- The Slippery Slope Fallacy.
- Hasty Generalisations.
- Faulty Analogies.
How do you correct slippery slope fallacy?
How to Avoid Slippery Slope Fallacies
- Make sure the chain is complete. Explain each step of your argument as clearly as possible.
- Make sure each link in the chain is valid.
- Be careful not to overestimate the likeliness of your conclusion.
What is an example of a bandwagon fallacy?
The bandwagon fallacy is also sometimes called the appeal to common belief or appeal to the masses because it’s all about getting people to do or think something because “everyone else is doing it” or “everything else thinks this.” Example: Everyone is going to get the new smart phone when it comes out this weekend.
What are some examples of slippery slope?
One of the most common real-life slippery slope examples is when you’re tempted by an unhealthy treat. The typical thought process goes something like this: If I eat this donut today, I’ll probably eat another donut tomorrow. If I eat one donut tomorrow, I might eat several donuts the next day.
Which fallacy is often used in advertising?
|1.||Ad hominem (meaning “against the person”)—attacks the person and not the issue|
|2.||Appeal to emotions—manipulates people’s emotions in order to get their attention away from an important issue|
|3.||Bandwagon—creates the impression that everybody is doing it and so should you|
What is an example of a fallacy?
The truth of a claim is established only on the basis of lack of evidence against it. A simple obvious example of such fallacy is to argue that unicorns exist because there is no evidence against such a claim. At first sight it seems that many theories that we describe as scientific involve such a fallacy.
What is fallacy and its types?
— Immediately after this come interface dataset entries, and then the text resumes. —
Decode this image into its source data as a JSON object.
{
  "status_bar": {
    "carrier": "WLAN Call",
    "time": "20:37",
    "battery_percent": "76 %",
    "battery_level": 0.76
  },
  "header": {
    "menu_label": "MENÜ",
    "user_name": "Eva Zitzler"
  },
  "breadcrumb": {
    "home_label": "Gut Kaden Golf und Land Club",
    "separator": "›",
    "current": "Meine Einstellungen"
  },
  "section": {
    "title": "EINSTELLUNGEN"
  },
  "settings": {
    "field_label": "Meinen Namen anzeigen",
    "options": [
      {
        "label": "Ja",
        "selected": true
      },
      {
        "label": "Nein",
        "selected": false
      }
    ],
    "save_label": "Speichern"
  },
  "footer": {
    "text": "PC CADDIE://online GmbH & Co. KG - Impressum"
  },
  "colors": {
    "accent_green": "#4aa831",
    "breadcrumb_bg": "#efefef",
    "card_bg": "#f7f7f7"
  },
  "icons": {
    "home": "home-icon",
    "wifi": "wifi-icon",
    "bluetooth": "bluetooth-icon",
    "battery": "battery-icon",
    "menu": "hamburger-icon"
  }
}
Fallacies are mistaken beliefs based on unsound arguments. They derive from reasoning that is logically incorrect, thus undermining an argument’s validity. In the broadest sense possible, fallacies can be divided into two types: formal fallacies and informal fallacies.